Generalization is a crucial aspect of neural networks, as it refers to the model's ability to learn from given data and apply the learned information to new, unseen data. In this blog, we will discuss generalization in neural networks and explain the research paper "Slicing Mutual Information Generalization Bounds for Neural Networks".
Generalization in Neural Networks
When training a neural network, it is essential to ensure that the model performs well on data it has not trained on. If the neural network generalizes well to the given data, it means that it can effectively apply the learned information to new, unseen data. However, achieving good generalization is often challenging, and various techniques have been developed to prevent overfitting and improve the model's ability to generalize.
Slicing Mutual Information Research Paper
The research paper "Slicing Mutual Information Generalization Bounds for Neural Networks" focuses on the generalization capacity of algorithms that slice the parameter space, i.e., train on a random lower-dimensional subspace. The authors derive information-theoretic bounds on the generalization error in this regime and discuss an intriguing connection to the k-Sliced Mutual Information, an alternative measure of statistical dependence that scales well with dimension.
The paper addresses the limitations of traditional mutual information (MI) bounds for modern machine learning applications, such as deep learning, where evaluating MI is difficult in high-dimensional settings. Motivated by recent reports of significant low-loss compressibility of neural networks, the authors study the generalization capacity of algorithms that slice the parameter space.

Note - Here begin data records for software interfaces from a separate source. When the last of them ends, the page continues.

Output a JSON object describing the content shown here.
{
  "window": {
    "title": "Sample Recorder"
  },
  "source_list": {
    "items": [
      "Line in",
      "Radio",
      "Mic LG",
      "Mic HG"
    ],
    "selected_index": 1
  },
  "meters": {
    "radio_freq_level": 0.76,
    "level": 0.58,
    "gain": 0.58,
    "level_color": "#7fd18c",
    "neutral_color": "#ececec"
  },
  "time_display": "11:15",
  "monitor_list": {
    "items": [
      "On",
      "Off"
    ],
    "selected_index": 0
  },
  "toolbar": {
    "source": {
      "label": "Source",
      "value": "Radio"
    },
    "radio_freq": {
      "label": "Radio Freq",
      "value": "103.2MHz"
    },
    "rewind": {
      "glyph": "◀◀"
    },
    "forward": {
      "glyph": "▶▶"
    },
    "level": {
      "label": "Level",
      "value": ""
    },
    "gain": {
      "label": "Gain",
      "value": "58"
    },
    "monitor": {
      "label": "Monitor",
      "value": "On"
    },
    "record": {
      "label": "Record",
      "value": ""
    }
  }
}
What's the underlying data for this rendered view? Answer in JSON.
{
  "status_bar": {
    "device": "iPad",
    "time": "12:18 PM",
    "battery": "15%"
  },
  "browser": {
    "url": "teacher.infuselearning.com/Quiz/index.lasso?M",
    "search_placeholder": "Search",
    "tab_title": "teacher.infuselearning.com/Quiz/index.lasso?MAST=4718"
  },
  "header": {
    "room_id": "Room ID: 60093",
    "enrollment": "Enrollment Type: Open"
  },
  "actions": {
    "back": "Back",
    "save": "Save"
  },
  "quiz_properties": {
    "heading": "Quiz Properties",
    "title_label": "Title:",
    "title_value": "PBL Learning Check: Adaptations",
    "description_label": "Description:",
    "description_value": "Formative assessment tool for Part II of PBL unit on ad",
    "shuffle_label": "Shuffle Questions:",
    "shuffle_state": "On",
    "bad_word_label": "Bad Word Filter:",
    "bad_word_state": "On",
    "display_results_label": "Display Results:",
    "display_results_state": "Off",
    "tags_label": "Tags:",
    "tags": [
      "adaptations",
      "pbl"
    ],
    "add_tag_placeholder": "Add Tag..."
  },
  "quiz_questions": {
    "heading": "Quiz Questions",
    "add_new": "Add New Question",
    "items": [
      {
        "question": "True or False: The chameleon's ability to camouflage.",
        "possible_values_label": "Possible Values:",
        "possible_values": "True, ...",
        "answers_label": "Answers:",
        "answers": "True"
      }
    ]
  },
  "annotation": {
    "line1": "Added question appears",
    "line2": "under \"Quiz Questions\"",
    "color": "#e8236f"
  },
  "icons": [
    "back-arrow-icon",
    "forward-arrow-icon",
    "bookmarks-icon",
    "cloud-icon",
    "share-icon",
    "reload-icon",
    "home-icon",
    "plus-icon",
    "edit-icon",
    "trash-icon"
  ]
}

The computational and statistical benefits of this approach allow the authors to empirically estimate the input-output information of these neural networks and compute their information-theoretic generalization bounds, a task that was previously out of reach.
Understanding and improving generalization in neural networks is crucial for developing effective models that can perform well on new, unseen data. The research paper "Slicing Mutual Information Generalization Bounds for Neural Networks" provides valuable insights into the generalization capacity of algorithms that slice the parameter space and introduces an alternative measure of statistical dependence, the k-Sliced Mutual Information, which scales well with dimension. By exploring these concepts, researchers and practitioners can develop better neural network models that generalize well to new data and ultimately improve the performance of machine learning applications.